=== Try it ===
Reproduce all the data exactly, without pictures.

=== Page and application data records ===
:::

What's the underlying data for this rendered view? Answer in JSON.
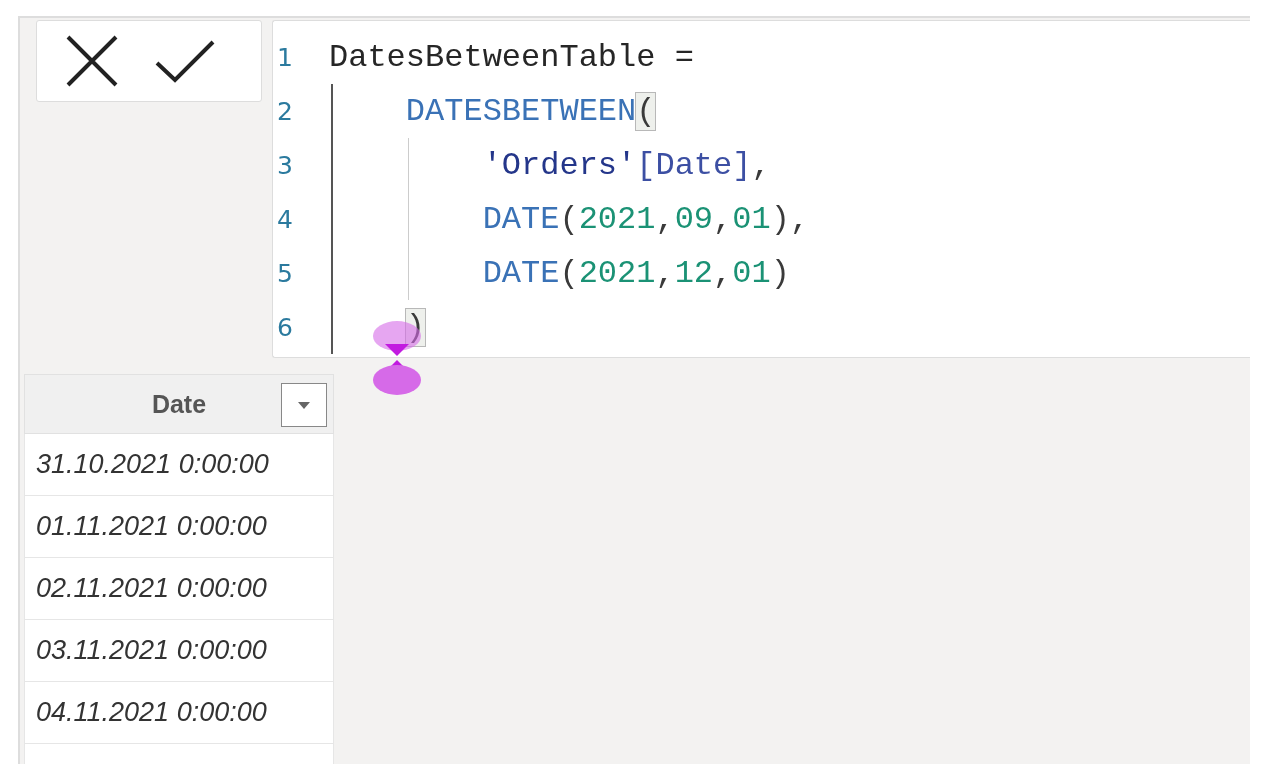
{
  "formula_bar": {
    "code_lines": [
      {
        "number": "1",
        "tokens": [
          {
            "text": "DatesBetweenTable =",
            "kind": "plain",
            "highlighted": false
          }
        ],
        "children": [
          {
            "number": "2",
            "tokens": [
              {
                "text": "DATESBETWEEN",
                "kind": "function",
                "highlighted": false
              },
              {
                "text": "(",
                "kind": "punct",
                "highlighted": true
              }
            ],
            "children": [
              {
                "number": "3",
                "tokens": [
                  {
                    "text": "'Orders'",
                    "kind": "table",
                    "highlighted": false
                  },
                  {
                    "text": "[Date]",
                    "kind": "column",
                    "highlighted": false
                  },
                  {
                    "text": ",",
                    "kind": "punct",
                    "highlighted": false
                  }
                ]
              },
              {
                "number": "4",
                "tokens": [
                  {
                    "text": "DATE",
                    "kind": "function",
                    "highlighted": false
                  },
                  {
                    "text": "(",
                    "kind": "punct",
                    "highlighted": false
                  },
                  {
                    "text": "2021",
                    "kind": "number",
                    "highlighted": false
                  },
                  {
                    "text": ",",
                    "kind": "punct",
                    "highlighted": false
                  },
                  {
                    "text": "09",
                    "kind": "number",
                    "highlighted": false
                  },
                  {
                    "text": ",",
                    "kind": "punct",
                    "highlighted": false
                  },
                  {
                    "text": "01",
                    "kind": "number",
                    "highlighted": false
                  },
                  {
                    "text": "),",
                    "kind": "punct",
                    "highlighted": false
                  }
                ]
              },
              {
                "number": "5",
                "tokens": [
                  {
                    "text": "DATE",
                    "kind": "function",
                    "highlighted": false
                  },
                  {
                    "text": "(",
                    "kind": "punct",
                    "highlighted": false
                  },
                  {
                    "text": "2021",
                    "kind": "number",
                    "highlighted": false
                  },
                  {
                    "text": ",",
                    "kind": "punct",
                    "highlighted": false
                  },
                  {
                    "text": "12",
                    "kind": "number",
                    "highlighted": false
                  },
                  {
                    "text": ",",
                    "kind": "punct",
                    "highlighted": false
                  },
                  {
                    "text": "01",
                    "kind": "number",
                    "highlighted": false
                  },
                  {
                    "text": ")",
                    "kind": "punct",
                    "highlighted": false
                  }
                ]
              }
            ]
          },
          {
            "number": "6",
            "tokens": [
              {
                "text": ")",
                "kind": "punct",
                "highlighted": true
              }
            ]
          }
        ]
      }
    ]
  },
  "table": {
    "columns": [
      {
        "label": "Date"
      }
    ],
    "rows": [
      [
        "31.10.2021 0:00:00"
      ],
      [
        "01.11.2021 0:00:00"
      ],
      [
        "02.11.2021 0:00:00"
      ],
      [
        "03.11.2021 0:00:00"
      ],
      [
        "04.11.2021 0:00:00"
      ]
    ]
  }
}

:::

=== Solved problem ===
What's the underlying data for this rendered view? Answer in JSON.
{
  "formula_bar": {
    "code_lines": [
      {
        "number": "1",
        "tokens": [
          {
            "text": "DatesBetweenTable =",
            "kind": "plain",
            "highlighted": false
          }
        ],
        "children": [
          {
            "number": "2",
            "tokens": [
              {
                "text": "DATESBETWEEN",
                "kind": "function",
                "highlighted": false
              },
              {
                "text": "(",
                "kind": "punct",
                "highlighted": true
              }
            ],
            "children": [
              {
                "number": "3",
                "tokens": [
                  {
                    "text": "'Orders'",
                    "kind": "table",
                    "highlighted": false
                  },
                  {
                    "text": "[Date]",
                    "kind": "column",
                    "highlighted": false
                  },
                  {
                    "text": ",",
                    "kind": "punct",
                    "highlighted": false
                  }
                ]
              },
              {
                "number": "4",
                "tokens": [
                  {
                    "text": "DATE",
                    "kind": "function",
                    "highlighted": false
                  },
                  {
                    "text": "(",
                    "kind": "punct",
                    "highlighted": false
                  },
                  {
                    "text": "2021",
                    "kind": "number",
                    "highlighted": false
                  },
                  {
                    "text": ",",
                    "kind": "punct",
                    "highlighted": false
                  },
                  {
                    "text": "09",
                    "kind": "number",
                    "highlighted": false
                  },
                  {
                    "text": ",",
                    "kind": "punct",
                    "highlighted": false
                  },
                  {
                    "text": "01",
                    "kind": "number",
                    "highlighted": false
                  },
                  {
                    "text": "),",
                    "kind": "punct",
                    "highlighted": false
                  }
                ]
              },
              {
                "number": "5",
                "tokens": [
                  {
                    "text": "DATE",
                    "kind": "function",
                    "highlighted": false
                  },
                  {
                    "text": "(",
                    "kind": "punct",
                    "highlighted": false
                  },
                  {
                    "text": "2021",
                    "kind": "number",
                    "highlighted": false
                  },
                  {
                    "text": ",",
                    "kind": "punct",
                    "highlighted": false
                  },
                  {
                    "text": "12",
                    "kind": "number",
                    "highlighted": false
                  },
                  {
                    "text": ",",
                    "kind": "punct",
                    "highlighted": false
                  },
                  {
                    "text": "01",
                    "kind": "number",
                    "highlighted": false
                  },
                  {
                    "text": ")",
                    "kind": "punct",
                    "highlighted": false
                  }
                ]
              }
            ]
          },
          {
            "number": "6",
            "tokens": [
              {
                "text": ")",
                "kind": "punct",
                "highlighted": true
              }
            ]
          }
        ]
      }
    ]
  },
  "table": {
    "columns": [
      {
        "label": "Date"
      }
    ],
    "rows": [
      [
        "31.10.2021 0:00:00"
      ],
      [
        "01.11.2021 0:00:00"
      ],
      [
        "02.11.2021 0:00:00"
      ],
      [
        "03.11.2021 0:00:00"
      ],
      [
        "04.11.2021 0:00:00"
      ]
    ]
  }
}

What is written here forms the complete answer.